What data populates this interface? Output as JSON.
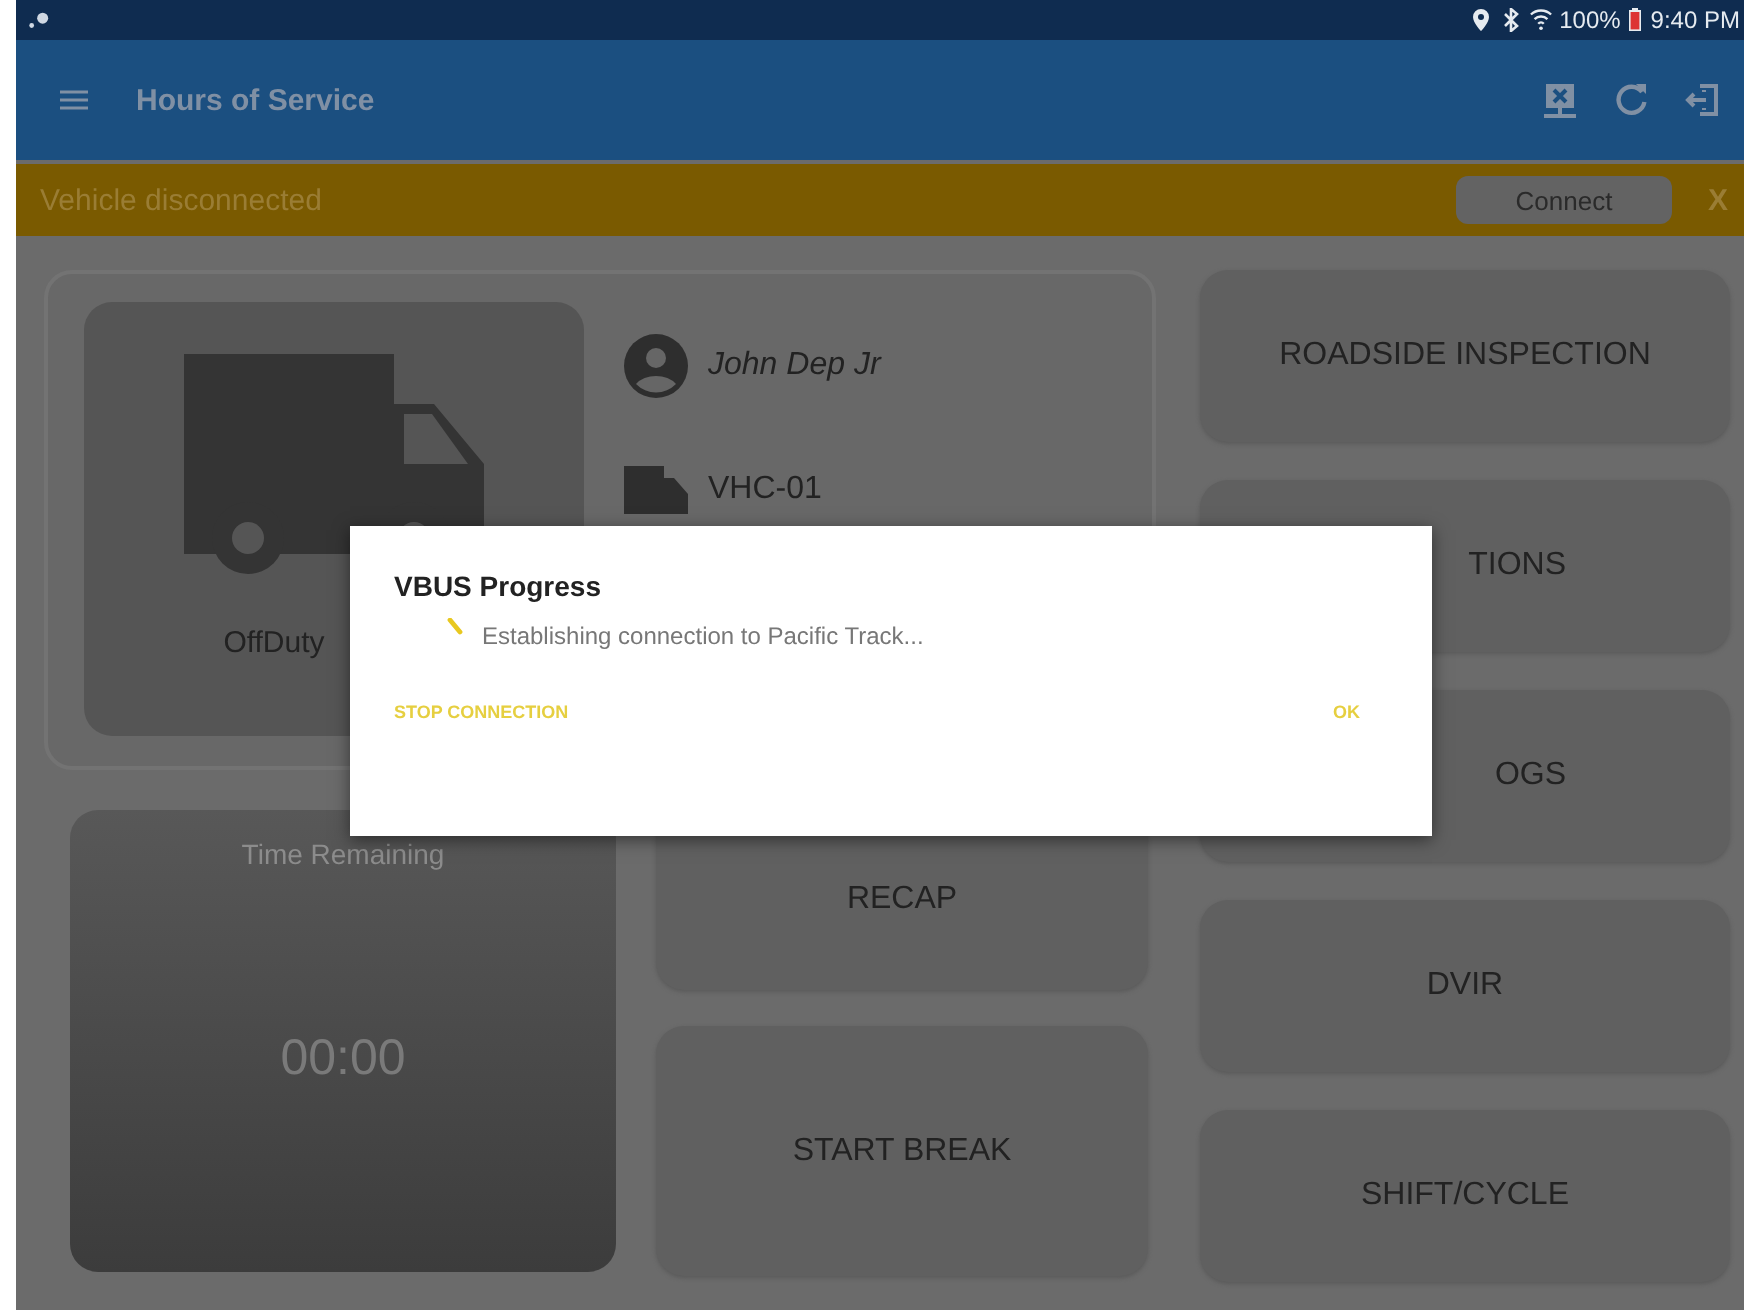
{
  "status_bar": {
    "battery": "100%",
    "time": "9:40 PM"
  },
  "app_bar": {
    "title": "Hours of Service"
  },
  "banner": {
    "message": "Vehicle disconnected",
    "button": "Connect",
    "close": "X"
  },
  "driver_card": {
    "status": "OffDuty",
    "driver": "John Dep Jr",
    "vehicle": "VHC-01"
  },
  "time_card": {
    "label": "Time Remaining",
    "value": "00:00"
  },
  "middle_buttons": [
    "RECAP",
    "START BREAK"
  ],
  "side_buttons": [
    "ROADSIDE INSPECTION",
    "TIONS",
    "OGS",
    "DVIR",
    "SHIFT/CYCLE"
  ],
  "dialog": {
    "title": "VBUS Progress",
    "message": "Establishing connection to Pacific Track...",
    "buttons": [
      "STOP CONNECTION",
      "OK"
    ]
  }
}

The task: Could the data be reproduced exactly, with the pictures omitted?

Response for this exercise:
What data populates this interface? Output as JSON.
{
  "status_bar": {
    "battery": "100%",
    "time": "9:40 PM"
  },
  "app_bar": {
    "title": "Hours of Service"
  },
  "banner": {
    "message": "Vehicle disconnected",
    "button": "Connect",
    "close": "X"
  },
  "driver_card": {
    "status": "OffDuty",
    "driver": "John Dep Jr",
    "vehicle": "VHC-01"
  },
  "time_card": {
    "label": "Time Remaining",
    "value": "00:00"
  },
  "middle_buttons": [
    "RECAP",
    "START BREAK"
  ],
  "side_buttons": [
    "ROADSIDE INSPECTION",
    "TIONS",
    "OGS",
    "DVIR",
    "SHIFT/CYCLE"
  ],
  "dialog": {
    "title": "VBUS Progress",
    "message": "Establishing connection to Pacific Track...",
    "buttons": [
      "STOP CONNECTION",
      "OK"
    ]
  }
}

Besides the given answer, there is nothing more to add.